Provided entries -
···

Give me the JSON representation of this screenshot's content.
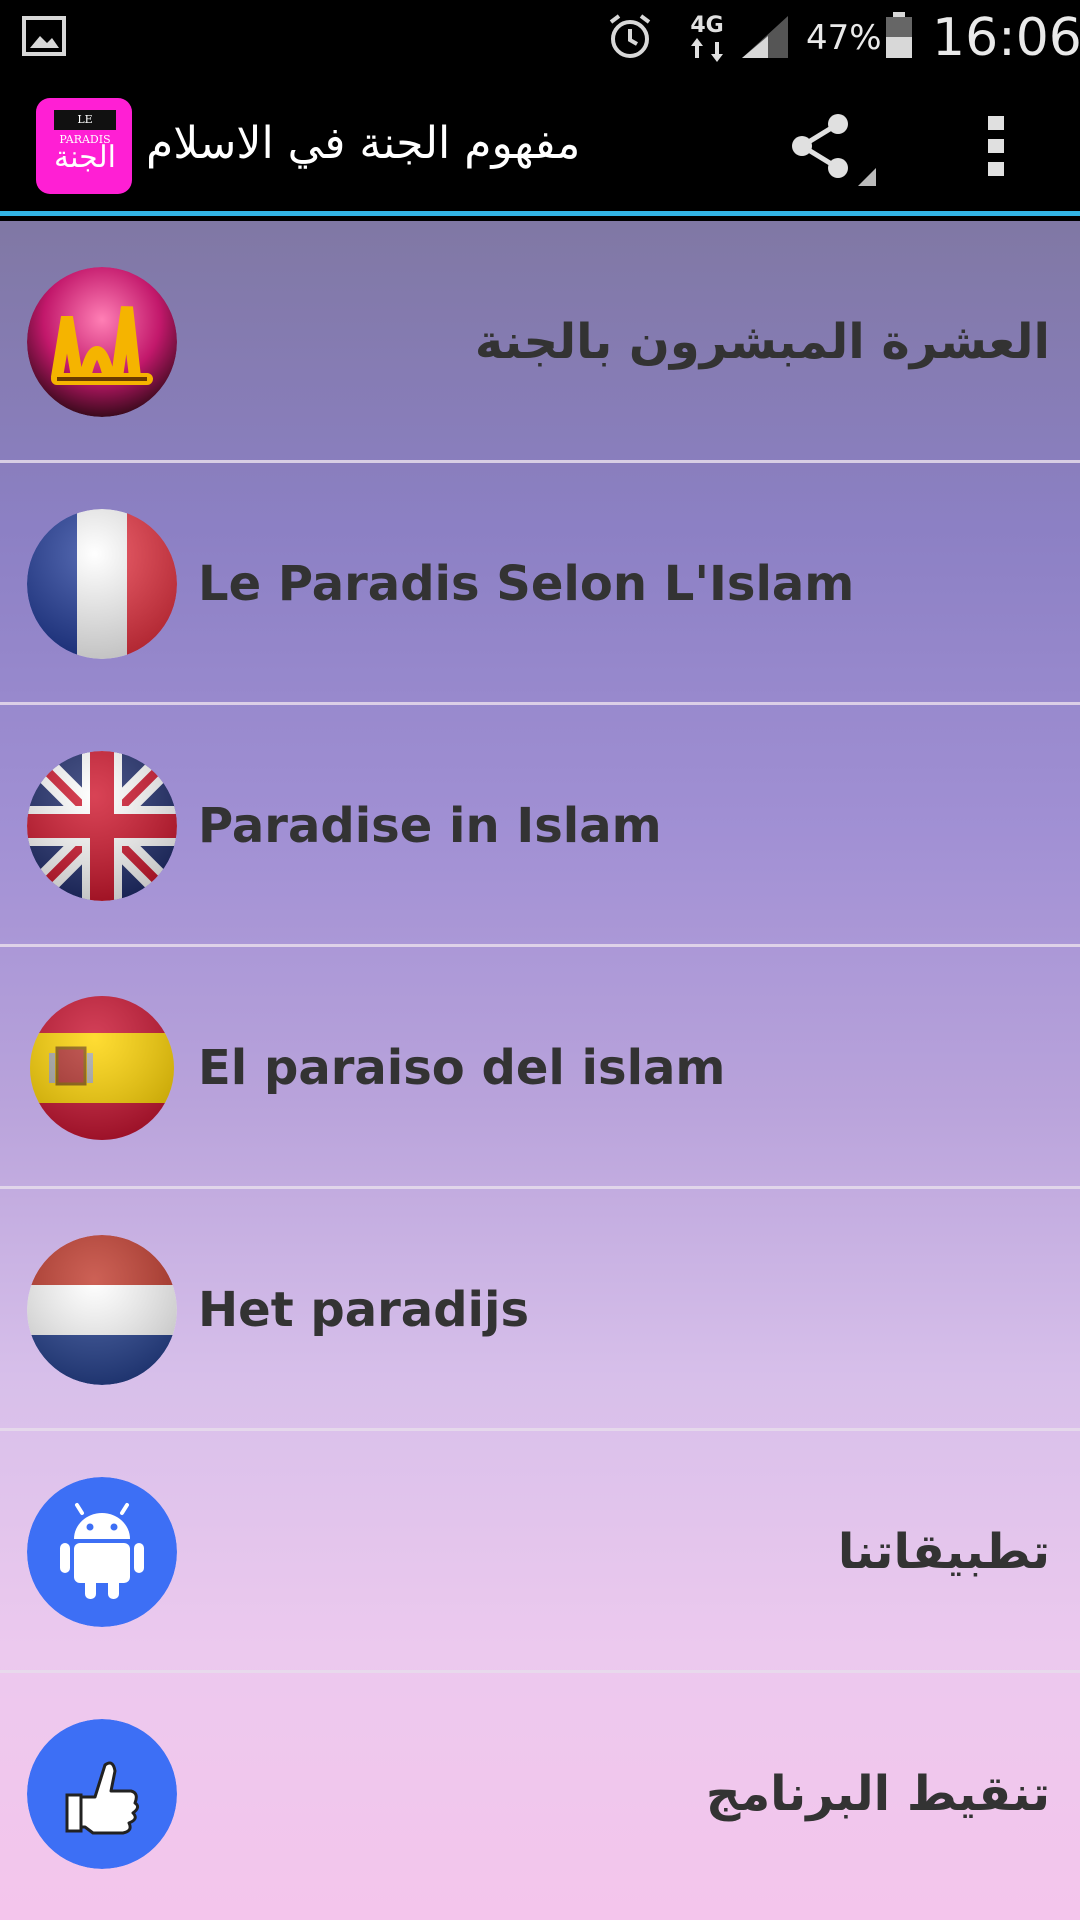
{
  "status_bar": {
    "network": "4G",
    "battery": "47%",
    "time": "16:06",
    "icons": [
      "gallery-icon",
      "alarm-icon",
      "signal-icon",
      "battery-icon"
    ]
  },
  "action_bar": {
    "logo_text_top": "LE PARADIS",
    "logo_text_script": "الجنة",
    "title": "مفهوم الجنة في الاسلام",
    "share_icon": "share-icon",
    "overflow_icon": "overflow-menu-icon"
  },
  "list": {
    "items": [
      {
        "label": "العشرة المبشرون بالجنة",
        "icon": "paradise-calligraphy-icon",
        "dir": "rtl"
      },
      {
        "label": "Le Paradis Selon L'Islam",
        "icon": "france-flag-icon",
        "dir": "ltr"
      },
      {
        "label": "Paradise in Islam",
        "icon": "uk-flag-icon",
        "dir": "ltr"
      },
      {
        "label": "El paraiso del islam",
        "icon": "spain-flag-icon",
        "dir": "ltr"
      },
      {
        "label": "Het paradijs",
        "icon": "netherlands-flag-icon",
        "dir": "ltr"
      },
      {
        "label": "تطبيقاتنا",
        "icon": "android-icon",
        "dir": "rtl"
      },
      {
        "label": "تنقيط البرنامج",
        "icon": "thumbs-up-icon",
        "dir": "rtl"
      }
    ]
  },
  "colors": {
    "action_bar_accent": "#33b5e5",
    "logo_bg": "#ff1fd4",
    "blue_icon_bg": "#3d6ff5"
  }
}
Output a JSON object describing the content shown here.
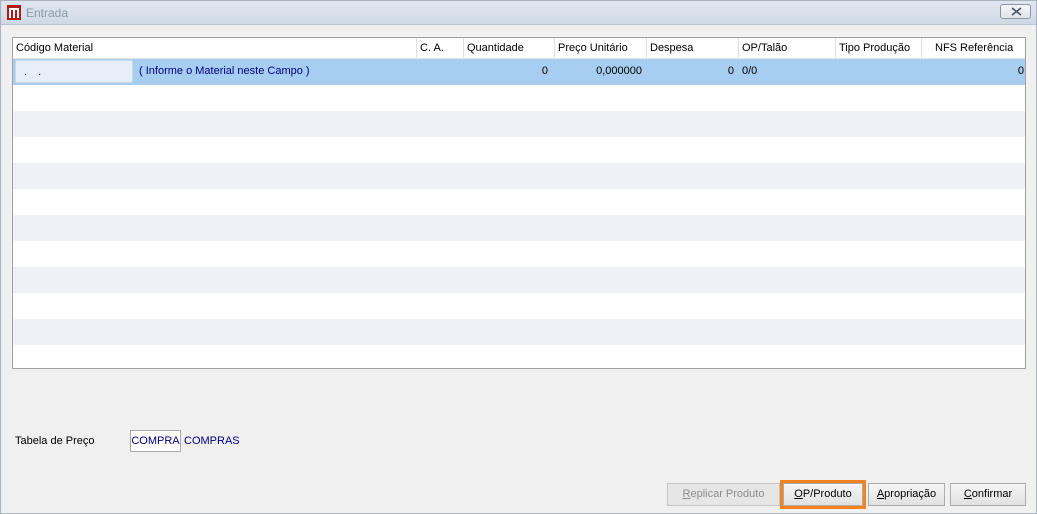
{
  "window": {
    "title": "Entrada",
    "close_icon": "close-icon"
  },
  "grid": {
    "columns": [
      "Código Material",
      "C. A.",
      "Quantidade",
      "Preço Unitário",
      "Despesa",
      "OP/Talão",
      "Tipo Produção",
      "NFS Referência"
    ],
    "first_row": {
      "codigo": ". .",
      "hint": "( Informe o Material neste Campo )",
      "ca": "",
      "quantidade": "0",
      "preco_unitario": "0,000000",
      "despesa": "0",
      "op_talao": "0/0",
      "tipo_producao": "",
      "nfs_referencia": "0"
    }
  },
  "tabela_preco": {
    "label": "Tabela de Preço",
    "value": "COMPRA",
    "description": "COMPRAS"
  },
  "buttons": {
    "replicar": {
      "first": "R",
      "rest": "eplicar Produto"
    },
    "op_produto": {
      "first": "O",
      "rest": "P/Produto"
    },
    "apropriacao": {
      "first": "A",
      "rest": "propriação"
    },
    "confirmar": {
      "first": "C",
      "rest": "onfirmar"
    }
  },
  "colors": {
    "selected_row": "#a7cdf0",
    "highlight_outline": "#f58220",
    "link_text": "#000080"
  }
}
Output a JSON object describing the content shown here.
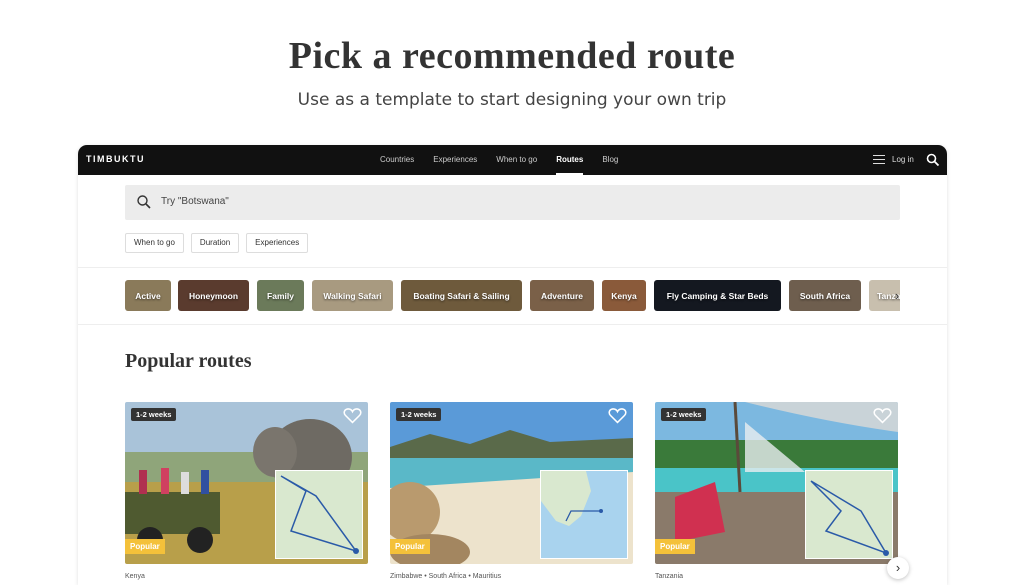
{
  "hero": {
    "title": "Pick a recommended route",
    "subtitle": "Use as a template to start designing your own trip"
  },
  "app": {
    "logo": "TIMBUKTU",
    "nav": [
      "Countries",
      "Experiences",
      "When to go",
      "Routes",
      "Blog"
    ],
    "active_nav": "Routes",
    "login": "Log in",
    "icons": {
      "menu": "hamburger-icon",
      "search": "search-icon"
    }
  },
  "search": {
    "placeholder": "Try \"Botswana\""
  },
  "filters": [
    "When to go",
    "Duration",
    "Experiences"
  ],
  "categories": [
    {
      "label": "Active",
      "color": "#8a7a5a"
    },
    {
      "label": "Honeymoon",
      "color": "#5a3b2e"
    },
    {
      "label": "Family",
      "color": "#6b7a5a"
    },
    {
      "label": "Walking Safari",
      "color": "#a89a80"
    },
    {
      "label": "Boating Safari & Sailing",
      "color": "#6e5a3c"
    },
    {
      "label": "Adventure",
      "color": "#7a6048"
    },
    {
      "label": "Kenya",
      "color": "#8a5a3a"
    },
    {
      "label": "Fly Camping & Star Beds",
      "color": "#141820"
    },
    {
      "label": "South Africa",
      "color": "#6e5e4e"
    },
    {
      "label": "Tanzania",
      "color": "#c8bfae"
    }
  ],
  "section": {
    "title": "Popular routes"
  },
  "routes": [
    {
      "duration": "1-2 weeks",
      "badge": "Popular",
      "countries": "Kenya"
    },
    {
      "duration": "1-2 weeks",
      "badge": "Popular",
      "countries": "Zimbabwe • South Africa • Mauritius"
    },
    {
      "duration": "1-2 weeks",
      "badge": "Popular",
      "countries": "Tanzania"
    }
  ],
  "colors": {
    "nav_bg": "#111111",
    "popular_badge": "#f4c13a",
    "search_bg": "#ececec"
  }
}
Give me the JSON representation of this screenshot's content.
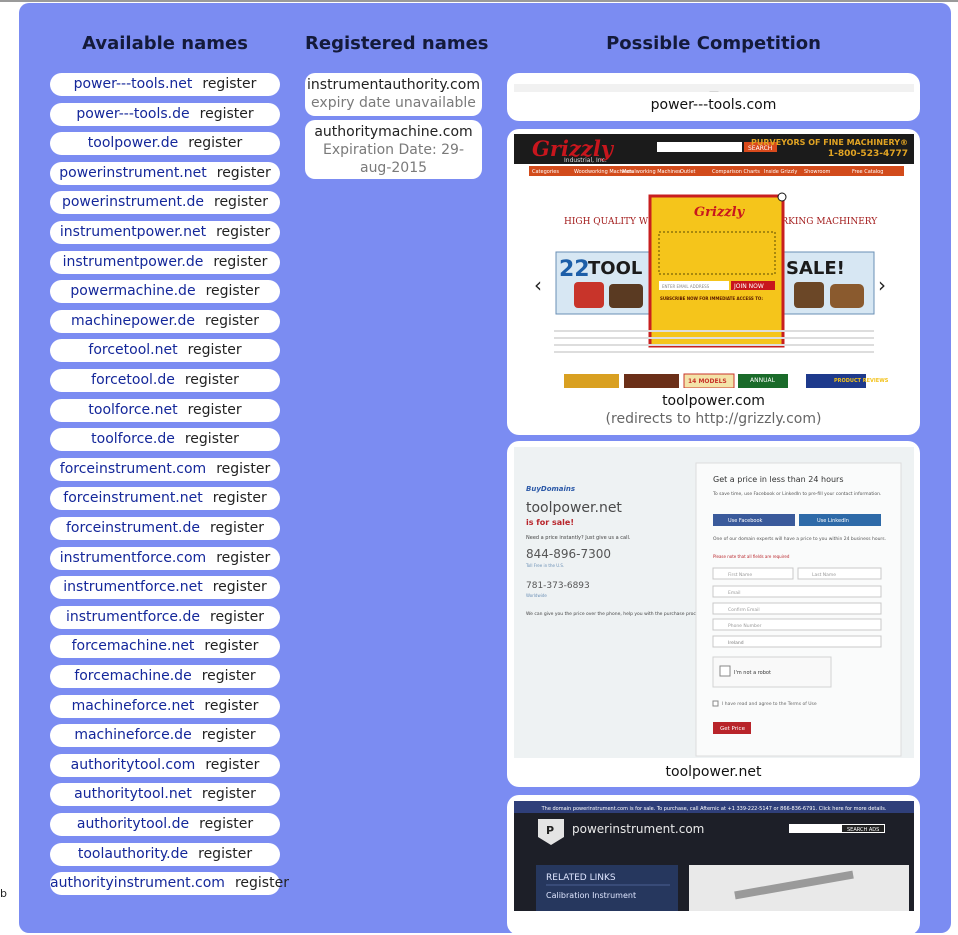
{
  "headers": {
    "available": "Available names",
    "registered": "Registered names",
    "competition": "Possible Competition"
  },
  "register_label": "register",
  "available": [
    "power---tools.net",
    "power---tools.de",
    "toolpower.de",
    "powerinstrument.net",
    "powerinstrument.de",
    "instrumentpower.net",
    "instrumentpower.de",
    "powermachine.de",
    "machinepower.de",
    "forcetool.net",
    "forcetool.de",
    "toolforce.net",
    "toolforce.de",
    "forceinstrument.com",
    "forceinstrument.net",
    "forceinstrument.de",
    "instrumentforce.com",
    "instrumentforce.net",
    "instrumentforce.de",
    "forcemachine.net",
    "forcemachine.de",
    "machineforce.net",
    "machineforce.de",
    "authoritytool.com",
    "authoritytool.net",
    "authoritytool.de",
    "toolauthority.de",
    "authorityinstrument.com"
  ],
  "registered": [
    {
      "name": "instrumentauthority.com",
      "note": "expiry date unavailable"
    },
    {
      "name": "authoritymachine.com",
      "note": "Expiration Date: 29-aug-2015"
    }
  ],
  "competition": [
    {
      "domain": "power---tools.com"
    },
    {
      "domain": "toolpower.com",
      "redirect": "(redirects to http://grizzly.com)",
      "shot": {
        "logo": "Grizzly",
        "logo_sub": "Industrial, Inc.",
        "tagline": "PURVEYORS OF FINE MACHINERY®",
        "phone": "1-800-523-4777",
        "search": "SEARCH",
        "nav": [
          "Categories",
          "Woodworking Machines",
          "Metalworking Machines",
          "Outlet",
          "Comparison Charts",
          "Inside Grizzly",
          "Showroom",
          "Free Catalog"
        ],
        "headline_l": "HIGH QUALITY WOOD",
        "headline_r": "ORKING MACHINERY",
        "banner_num": "22",
        "banner_l": "TOOL O",
        "banner_r": "SALE!",
        "popup_email": "ENTER EMAIL ADDRESS",
        "popup_join": "JOIN NOW",
        "popup_sub": "SUBSCRIBE NOW FOR IMMEDIATE ACCESS TO:",
        "badge1": "14 MODELS",
        "badge2": "ANNUAL",
        "badge3": "PRODUCT REVIEWS"
      }
    },
    {
      "domain": "toolpower.net",
      "shot": {
        "brand": "BuyDomains",
        "name": "toolpower.net",
        "for_sale": "is for sale!",
        "instant": "Need a price instantly? Just give us a call.",
        "phone1": "844-896-7300",
        "phone1_note": "Toll Free in the U.S.",
        "phone2": "781-373-6893",
        "phone2_note": "Worldwide",
        "blurb": "We can give you the price over the phone, help you with the purchase process, and answer any questions.",
        "form_title": "Get a price in less than 24 hours",
        "form_sub": "To save time, use Facebook or LinkedIn to pre-fill your contact information.",
        "fb": "Use Facebook",
        "li": "Use LinkedIn",
        "experts": "One of our domain experts will have a price to you within 24 business hours.",
        "required": "Please note that all fields are required",
        "first": "First Name",
        "last": "Last Name",
        "email": "Email",
        "confirm": "Confirm Email",
        "phonefield": "Phone Number",
        "country": "Ireland",
        "robot": "I'm not a robot",
        "terms": "I have read and agree to the Terms of Use",
        "get_price": "Get Price"
      }
    },
    {
      "domain": "powerinstrument.com",
      "shot": {
        "topbar": "The domain powerinstrument.com is for sale. To purchase, call Afternic at +1 339-222-5147 or 866-836-6791. Click here for more details.",
        "site": "powerinstrument.com",
        "search": "SEARCH ADS",
        "related": "RELATED LINKS",
        "link1": "Calibration Instrument"
      }
    }
  ],
  "left_tab": "b"
}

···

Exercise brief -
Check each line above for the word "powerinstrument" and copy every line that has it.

Answer for this exercise -
    "powerinstrument.net",
    "powerinstrument.de",
      "domain": "powerinstrument.com",
        "topbar": "The domain powerinstrument.com is for sale. To purchase, call Afternic at +1 339-222-5147 or 866-836-6791. Click here for more details.",
        "site": "powerinstrument.com",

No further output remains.